And don't get me wrong - I love coffee. There is something romantic about pouring heavy cream into a hot cup of coffee, sipping it slowly as the sun rises and reading a good book. There is something romantic even about a bad cup of coffee. There is something romantic about catching up with a friend in a coffee shop. (Side note: I recently read and listened to this badass old podcast on NPR featuring Steven Johnson about how coffee houses can be held accountable for major advancements of the past 3 centuries.)

My boyfriend and I discovered the Califia brand cold brew coffee last year. That lead us both down an artisanal, overpriced rabbit hole of cold brew coffees. We've tried them all, even the Stumptown on nitro at Whole Foods. And we loved them all, very deeply. But they are fucking expensive, as I'm sure you all know. Like, Starbucks expensive. And packaged in plastic bottles, which I refuse to purchase.

Our solution: homemade cold brew coffee.

It's almost embarrassing to post this "recipe" on here because it's not really a recipe so much as it's a guideline. And it's so easy you're going to want to slap me silly for even having the audacity to devote a whole post to this. But, as promised, here it is.

Homemade Cold Brew Coffee Concentrate

  1. Step One: Get a glass, air-tight container.

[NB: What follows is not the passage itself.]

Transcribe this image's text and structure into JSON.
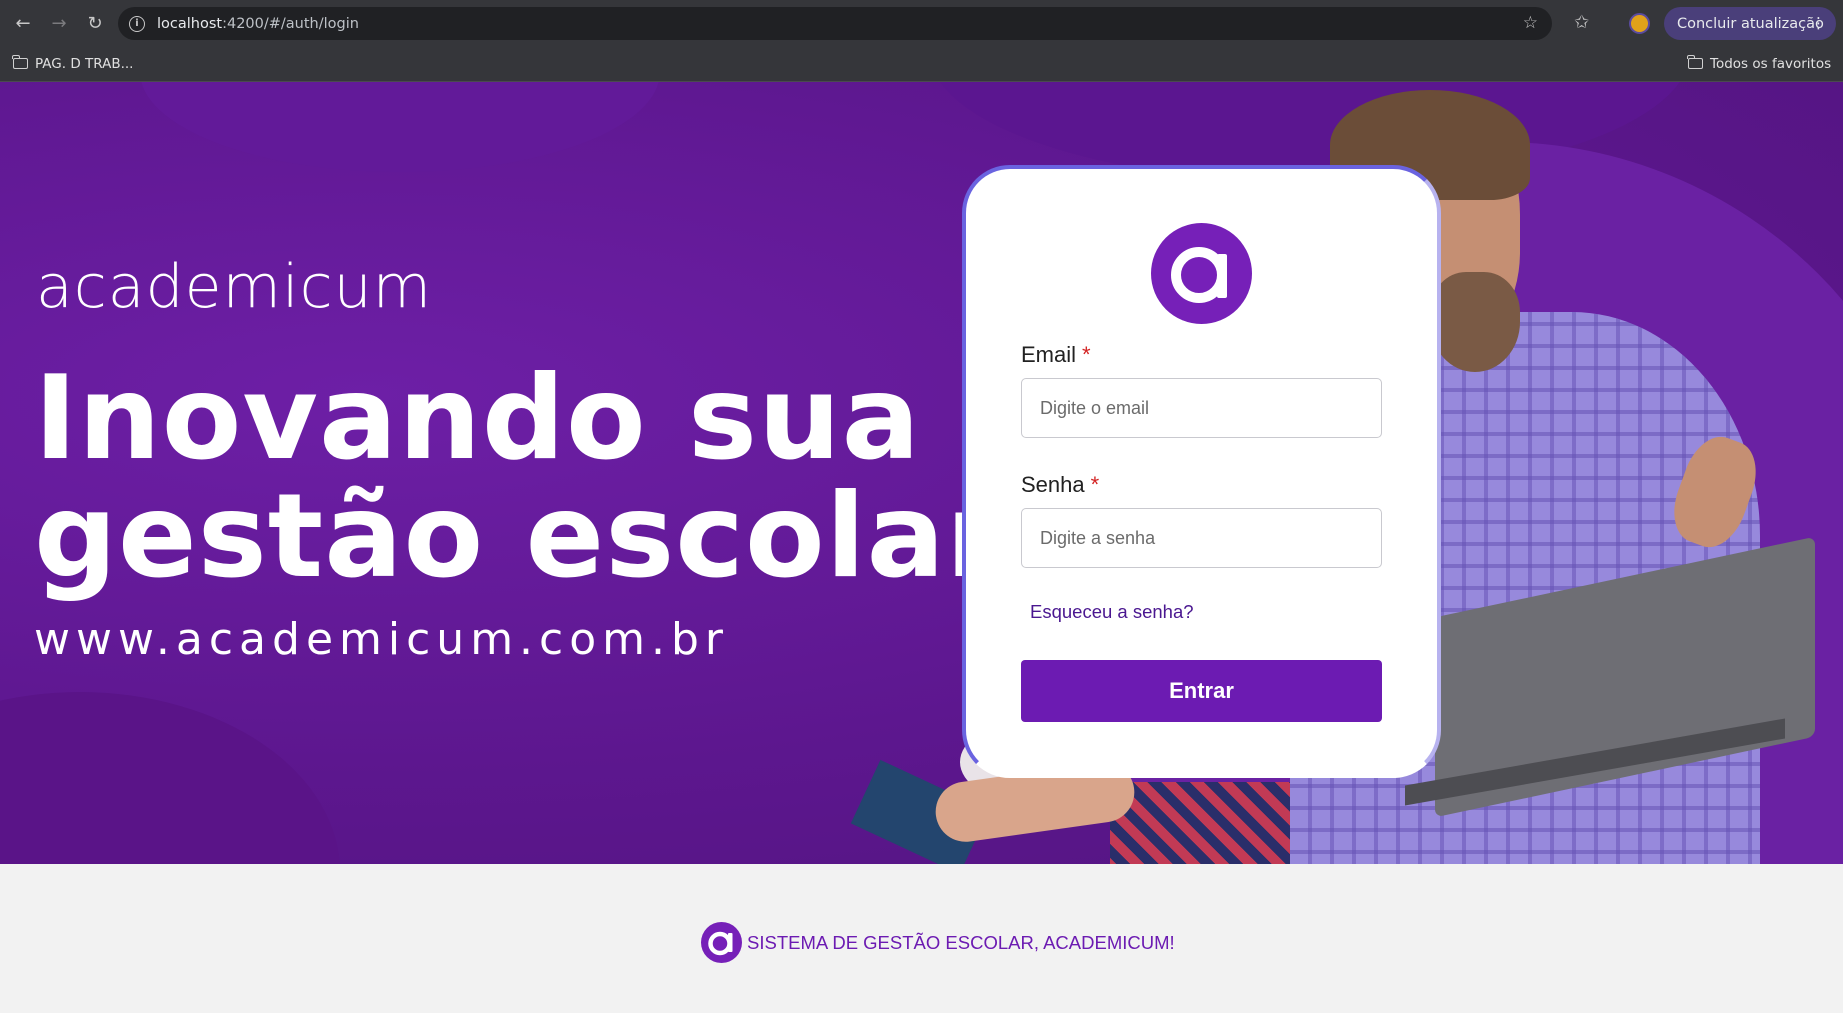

I was so blessed to find these amazing glass Stagioni milk bottles at the Container Store. They were so cheap - like, $3.99 - and I have definitely got my money's worth.
  2. Step Two: Fill your glass jar about 1/3 full of freshly ground coffee of your choice (today, it was organic hazelnut from Sprouts).
  3. Step Three: Fill the glass jar with cold, filtered water (straight from your Brita) until there is about 2 inches of space left at the top.
  4. Step Four: Shake the heck out of your jar until all the coffee is mixed around with the water.
  5. Step Five: Fill in the remaining two inches of air space with filtered water.
  6. Step Six: Place in refrigerator for at least 12 hours (can leave in the fridge for up to 48 hours).
  7. Step Seven: When you're ready for your first amazing cup of homemade cold brew coffee, strain the coffee grounds (using a French press or strainer - I don't have a French press, and my fine mesh strainer does the job).
  8. Step Eight: Dilute your coffee concentrate (and yes - it will be CONCENTRATED) with hot water (for, um, hot coffee) or cold water with ice (for the cold kind of coffee). Add milk or cream or coconut milk or almond milk or drink that shit black - the world is your cup of cold brew coffee - enjoy it however you please.